§ THE TASK:
Which lines below contain "table"? Copy every one of them.

------------------------------------------------------------

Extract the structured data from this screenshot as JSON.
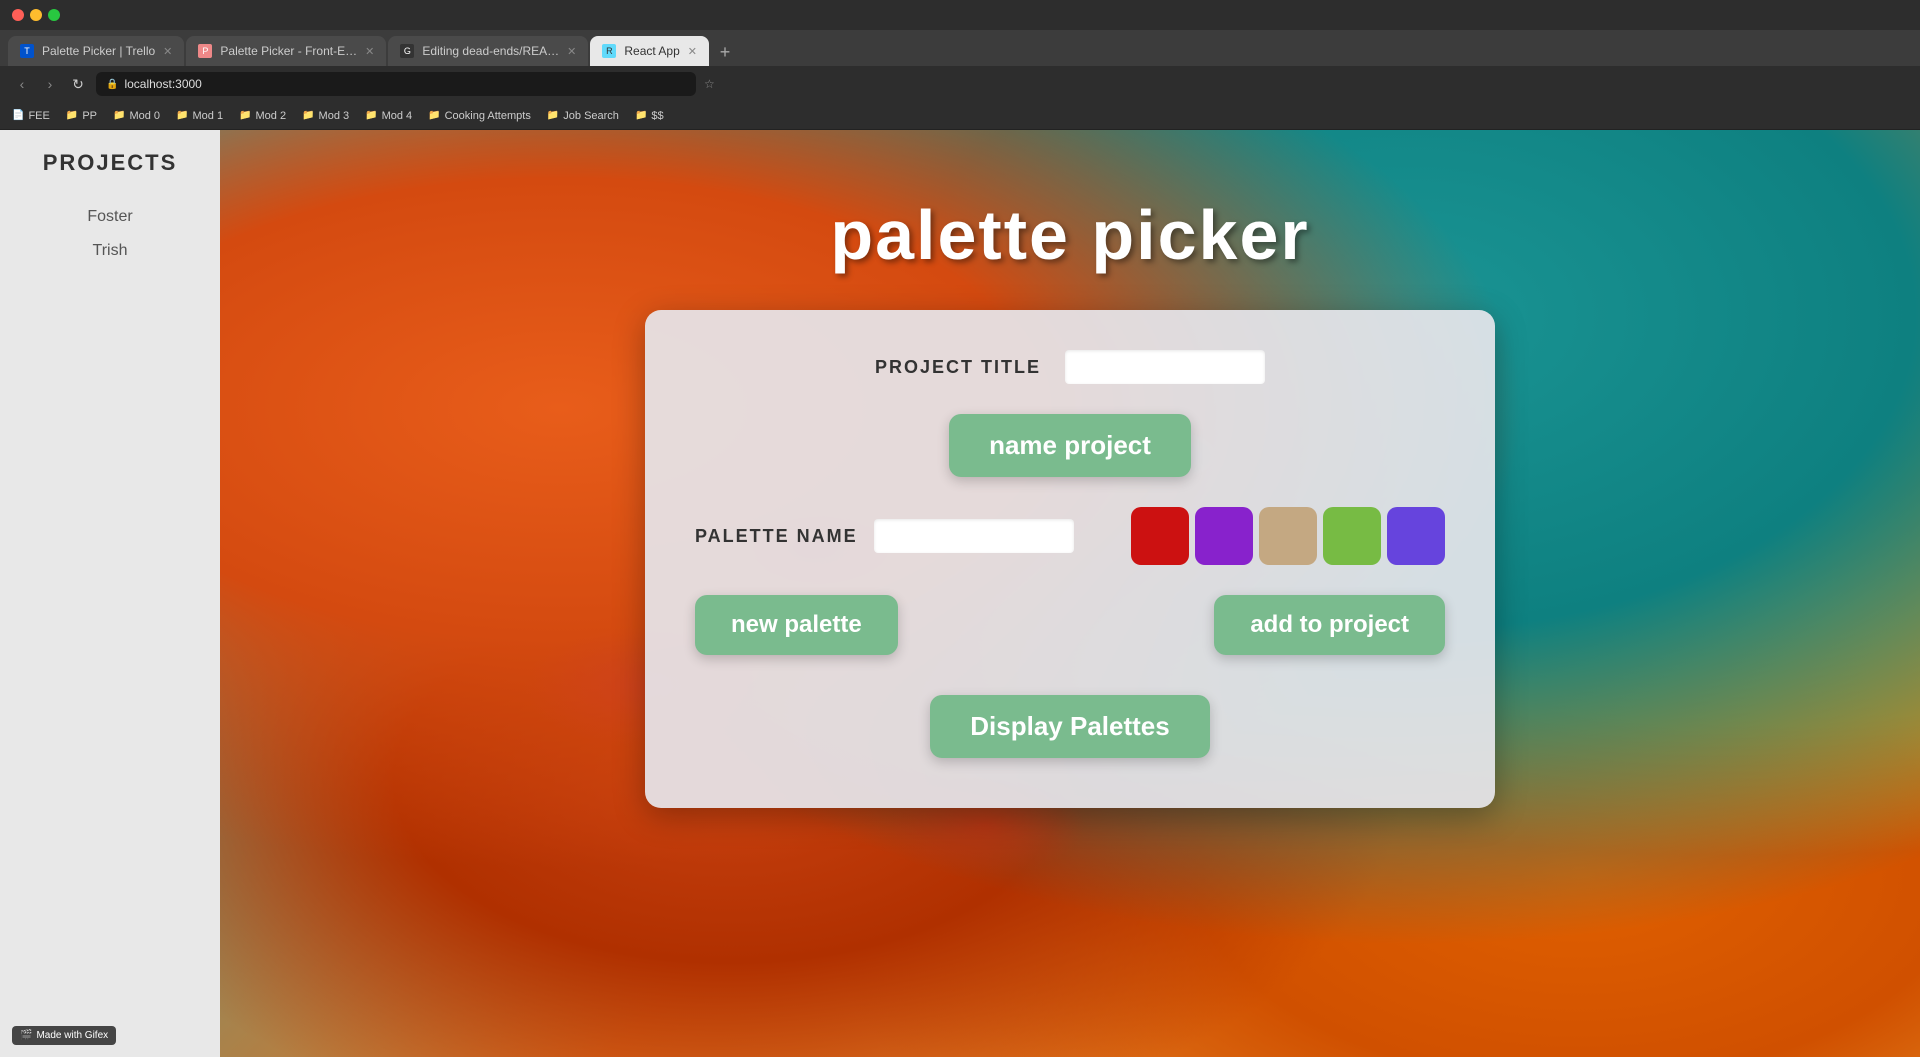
{
  "browser": {
    "tabs": [
      {
        "id": "tab1",
        "title": "Palette Picker | Trello",
        "favicon": "T",
        "active": false,
        "closeable": true
      },
      {
        "id": "tab2",
        "title": "Palette Picker - Front-End Eng...",
        "favicon": "P",
        "active": false,
        "closeable": true
      },
      {
        "id": "tab3",
        "title": "Editing dead-ends/README.m...",
        "favicon": "G",
        "active": false,
        "closeable": true
      },
      {
        "id": "tab4",
        "title": "React App",
        "favicon": "R",
        "active": true,
        "closeable": true
      }
    ],
    "url": "localhost:3000",
    "bookmarks": [
      {
        "label": "FEE",
        "icon": "📄"
      },
      {
        "label": "PP",
        "icon": "📁"
      },
      {
        "label": "Mod 0",
        "icon": "📁"
      },
      {
        "label": "Mod 1",
        "icon": "📁"
      },
      {
        "label": "Mod 2",
        "icon": "📁"
      },
      {
        "label": "Mod 3",
        "icon": "📁"
      },
      {
        "label": "Mod 4",
        "icon": "📁"
      },
      {
        "label": "Cooking Attempts",
        "icon": "📁"
      },
      {
        "label": "Job Search",
        "icon": "📁"
      },
      {
        "label": "$$",
        "icon": "📁"
      }
    ]
  },
  "sidebar": {
    "title": "PROJECTS",
    "projects": [
      {
        "id": "foster",
        "name": "Foster"
      },
      {
        "id": "trish",
        "name": "Trish"
      }
    ]
  },
  "app": {
    "title": "palette picker",
    "project_title_label": "PROJECT TITLE",
    "project_title_placeholder": "",
    "name_project_btn": "name project",
    "palette_name_label": "PALETTE NAME",
    "palette_name_placeholder": "",
    "colors": [
      {
        "id": "color1",
        "hex": "#cc1111"
      },
      {
        "id": "color2",
        "hex": "#8822cc"
      },
      {
        "id": "color3",
        "hex": "#c4a882"
      },
      {
        "id": "color4",
        "hex": "#77bb44"
      },
      {
        "id": "color5",
        "hex": "#6644dd"
      }
    ],
    "new_palette_btn": "new palette",
    "add_to_project_btn": "add to project",
    "display_palettes_btn": "Display Palettes"
  },
  "footer": {
    "made_with": "Made with Gifex"
  }
}
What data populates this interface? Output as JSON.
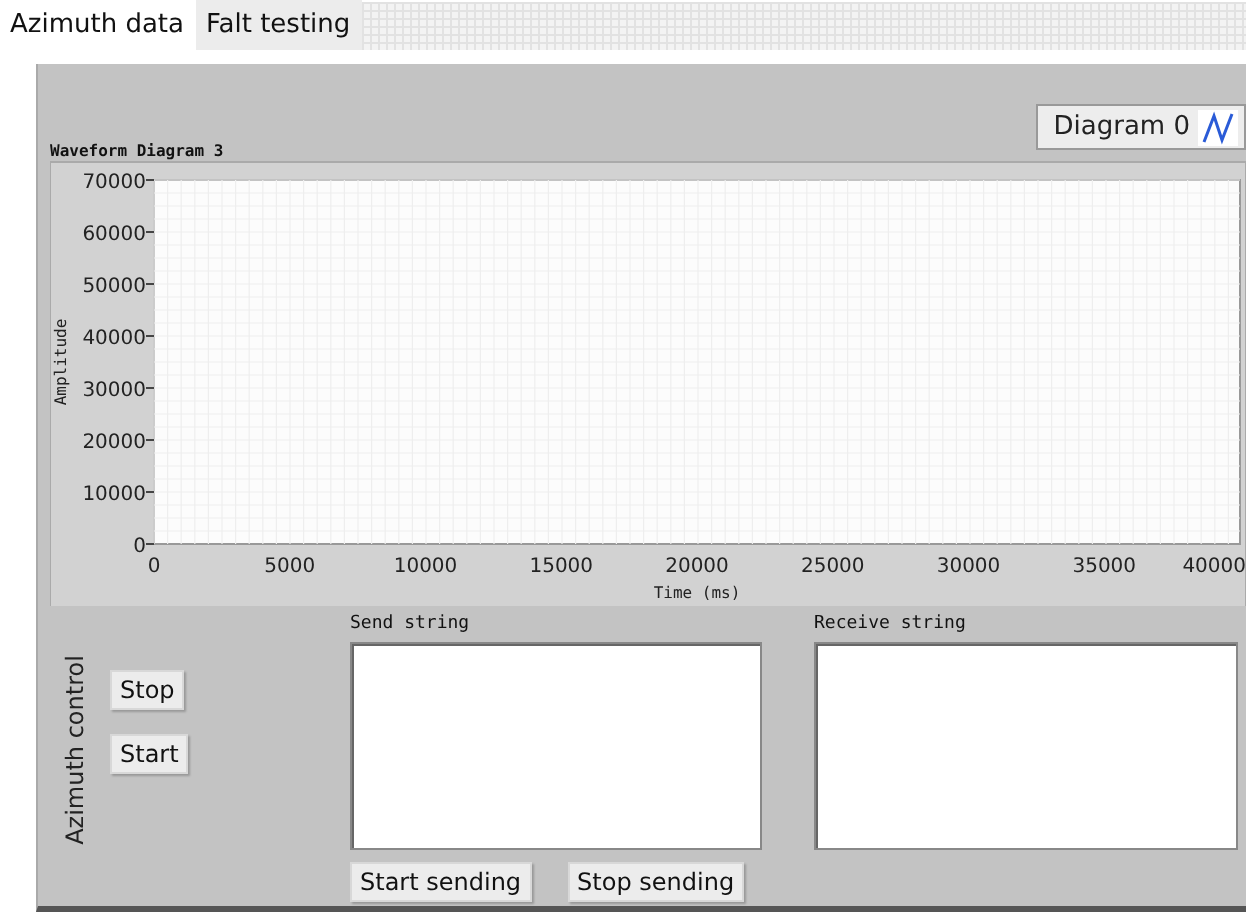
{
  "tabs": [
    {
      "label": "Azimuth data",
      "selected": true
    },
    {
      "label": "Falt testing",
      "selected": false
    }
  ],
  "chart": {
    "chart_data": {
      "type": "line",
      "title": "Waveform Diagram 3",
      "xlabel": "Time (ms)",
      "ylabel": "Amplitude",
      "grid": true,
      "categories": [
        "0",
        "5000",
        "10000",
        "15000",
        "20000",
        "25000",
        "30000",
        "35000",
        "40000"
      ],
      "ylim": [
        0,
        70000
      ],
      "yticks": [
        0,
        10000,
        20000,
        30000,
        40000,
        50000,
        60000,
        70000
      ],
      "series": [
        {
          "name": "Diagram 0",
          "color": "#2a5bd7",
          "values": [
            null,
            null,
            null,
            null,
            null,
            null,
            null,
            null,
            null
          ]
        }
      ]
    }
  },
  "azimuth_control": {
    "label": "Azimuth control",
    "buttons": [
      "Stop",
      "Start"
    ]
  },
  "send": {
    "label": "Send string"
  },
  "receive": {
    "label": "Receive string"
  },
  "send_buttons": [
    "Start sending",
    "Stop sending"
  ]
}
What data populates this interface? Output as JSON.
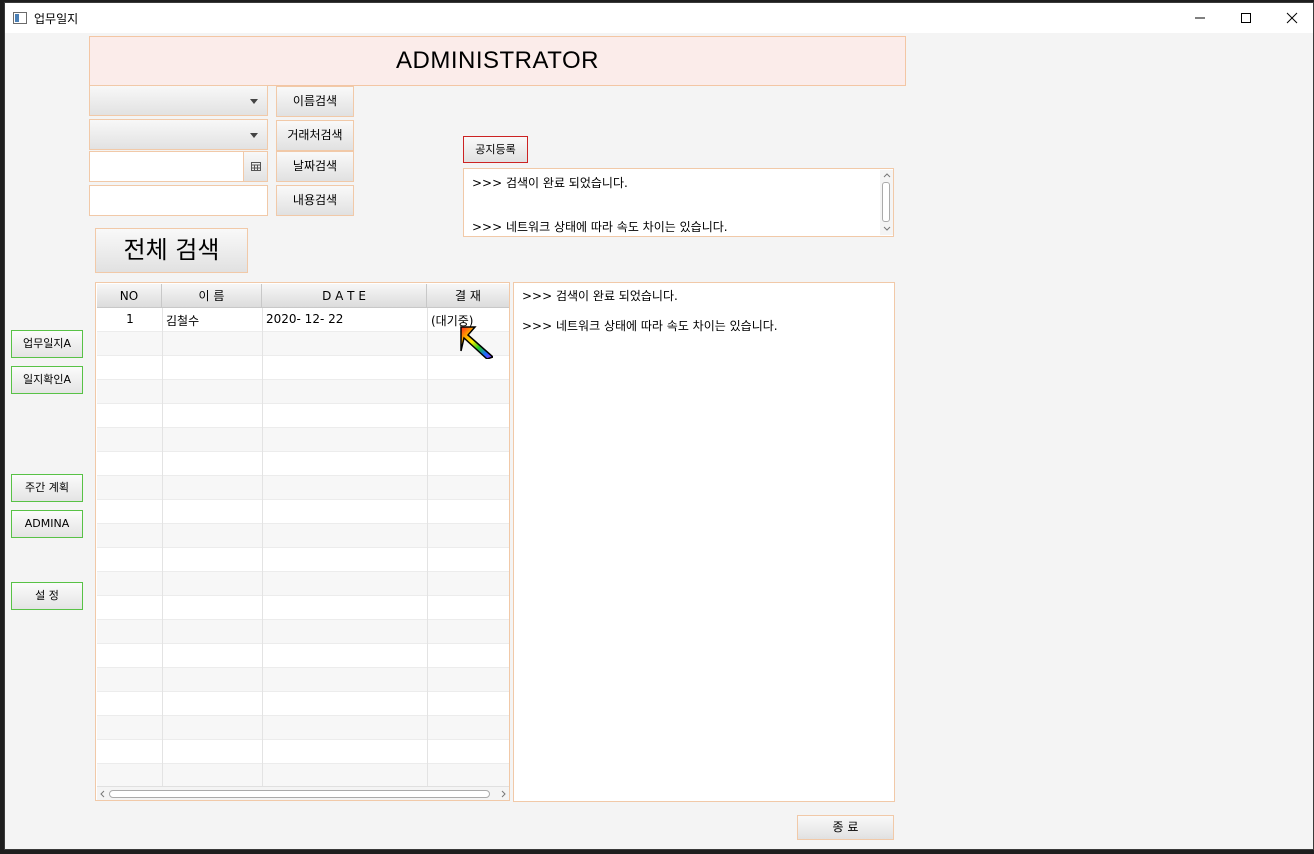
{
  "window": {
    "title": "업무일지"
  },
  "header": {
    "title": "ADMINISTRATOR"
  },
  "search": {
    "name_btn": "이름검색",
    "client_btn": "거래처검색",
    "date_btn": "날짜검색",
    "content_btn": "내용검색",
    "all_btn": "전체 검색",
    "combo1_value": "",
    "combo2_value": "",
    "date_value": "",
    "content_value": ""
  },
  "notice": {
    "register_btn": "공지등록",
    "lines": [
      ">>> 검색이 완료 되었습니다.",
      ">>> 네트워크 상태에 따라 속도 차이는 있습니다."
    ]
  },
  "sidebar": {
    "items": [
      {
        "label": "업무일지A"
      },
      {
        "label": "일지확인A"
      },
      {
        "label": "주간 계획"
      },
      {
        "label": "ADMINA"
      },
      {
        "label": "설  정"
      }
    ]
  },
  "table": {
    "columns": [
      "NO",
      "이   름",
      "D A T E",
      "결 재"
    ],
    "rows": [
      {
        "no": "1",
        "name": "김철수",
        "date": "2020- 12- 22",
        "status": "(대기중)"
      }
    ]
  },
  "log": {
    "lines": [
      ">>> 검색이 완료 되었습니다.",
      ">>> 네트워크 상태에 따라 속도 차이는 있습니다."
    ]
  },
  "footer": {
    "exit_btn": "종  료"
  },
  "colors": {
    "field_border": "#f1c9a8",
    "side_border": "#58c246",
    "header_bg": "#fbecea",
    "notice_border": "#cc2222"
  }
}
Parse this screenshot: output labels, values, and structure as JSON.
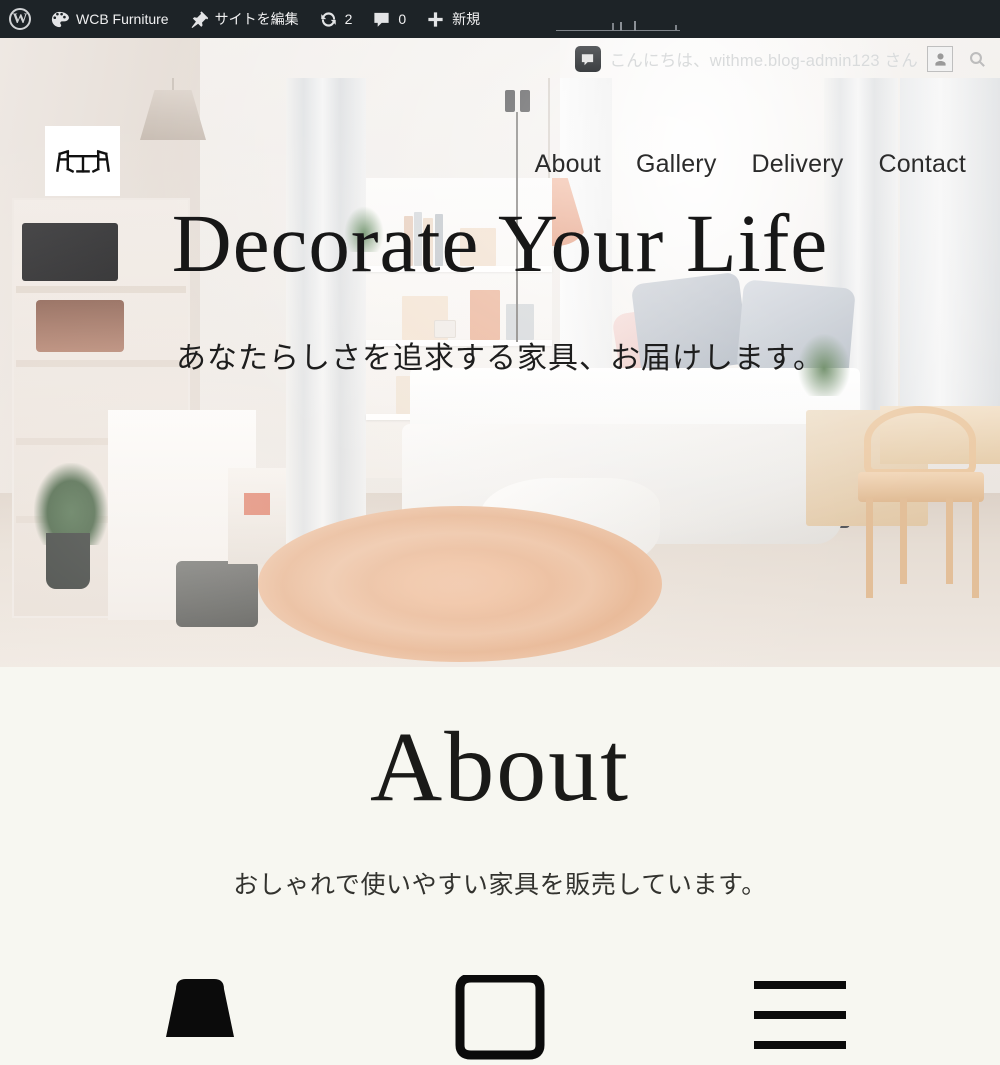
{
  "adminbar": {
    "items": [
      {
        "name": "wp-logo",
        "icon": "wordpress-icon",
        "label": ""
      },
      {
        "name": "site-name",
        "icon": "palette-icon",
        "label": "WCB Furniture"
      },
      {
        "name": "edit-site",
        "icon": "pin-icon",
        "label": "サイトを編集"
      },
      {
        "name": "updates",
        "icon": "update-icon",
        "label": "2"
      },
      {
        "name": "comments",
        "icon": "comment-icon",
        "label": "0"
      },
      {
        "name": "new-content",
        "icon": "plus-icon",
        "label": "新規"
      }
    ],
    "greeting": "こんにちは、withme.blog-admin123 さん",
    "greeting_comment_icon": "comment-bubble-icon",
    "avatar_icon": "user-avatar-icon",
    "search_icon": "search-icon",
    "bar_bg": "#1d2327",
    "bar_text": "#f0f0f1"
  },
  "site": {
    "logo_icon": "table-and-chairs-icon",
    "nav": [
      {
        "label": "About"
      },
      {
        "label": "Gallery"
      },
      {
        "label": "Delivery"
      },
      {
        "label": "Contact"
      }
    ]
  },
  "hero": {
    "title": "Decorate Your Life",
    "subtitle": "あなたらしさを追求する家具、お届けします。",
    "title_color": "#171717"
  },
  "about": {
    "heading": "About",
    "lead": "おしゃれで使いやすい家具を販売しています。",
    "bg": "#F7F7F1",
    "icons": [
      {
        "name": "lamp-icon"
      },
      {
        "name": "sofa-icon"
      },
      {
        "name": "shelf-icon"
      }
    ]
  }
}
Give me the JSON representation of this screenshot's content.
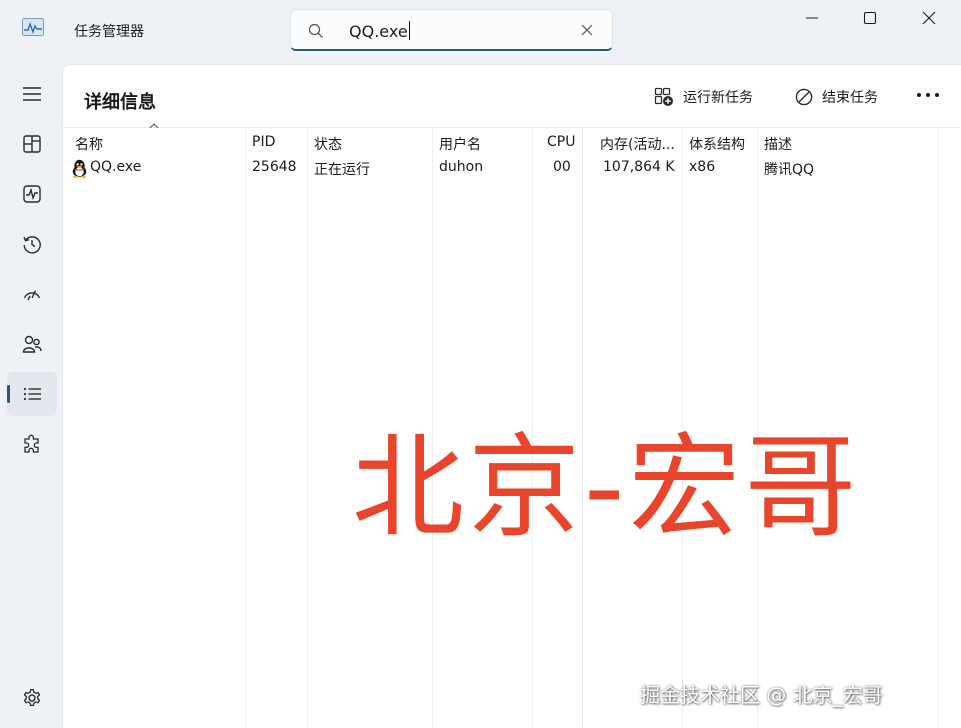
{
  "window": {
    "title": "任务管理器",
    "app_icon": "task-manager-icon",
    "search": {
      "value": "QQ.exe",
      "icon": "search-icon",
      "clear_icon": "close-icon"
    },
    "controls": {
      "minimize": "minimize-icon",
      "maximize": "maximize-icon",
      "close": "close-icon"
    }
  },
  "sidebar": {
    "menu_icon": "hamburger-icon",
    "items": [
      {
        "id": "processes",
        "icon": "processes-icon"
      },
      {
        "id": "performance",
        "icon": "performance-icon"
      },
      {
        "id": "app-history",
        "icon": "history-icon"
      },
      {
        "id": "startup-apps",
        "icon": "speedometer-icon"
      },
      {
        "id": "users",
        "icon": "users-icon"
      },
      {
        "id": "details",
        "icon": "list-icon",
        "active": true
      },
      {
        "id": "services",
        "icon": "puzzle-icon"
      }
    ],
    "settings_icon": "gear-icon"
  },
  "main": {
    "title": "详细信息",
    "commands": {
      "run_new_task": "运行新任务",
      "end_task": "结束任务",
      "more": "more-icon"
    },
    "table": {
      "columns": [
        "名称",
        "PID",
        "状态",
        "用户名",
        "CPU",
        "内存(活动...",
        "体系结构",
        "描述"
      ],
      "sort_column": "名称",
      "rows": [
        {
          "icon": "qq-penguin-icon",
          "name": "QQ.exe",
          "pid": "25648",
          "status": "正在运行",
          "user": "duhon",
          "cpu": "00",
          "memory": "107,864 K",
          "arch": "x86",
          "description": "腾讯QQ"
        }
      ]
    }
  },
  "watermark": {
    "large_text": "北京-宏哥",
    "large_color": "#e8452c",
    "small_text": "掘金技术社区 @ 北京_宏哥"
  },
  "colors": {
    "accent": "#1f5d7a",
    "background": "#eef1f6",
    "panel": "#ffffff"
  }
}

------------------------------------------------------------

§ FINAL ANSWER:
  "table": {
    "logo_icon": "table-and-chairs-icon",
    "table": {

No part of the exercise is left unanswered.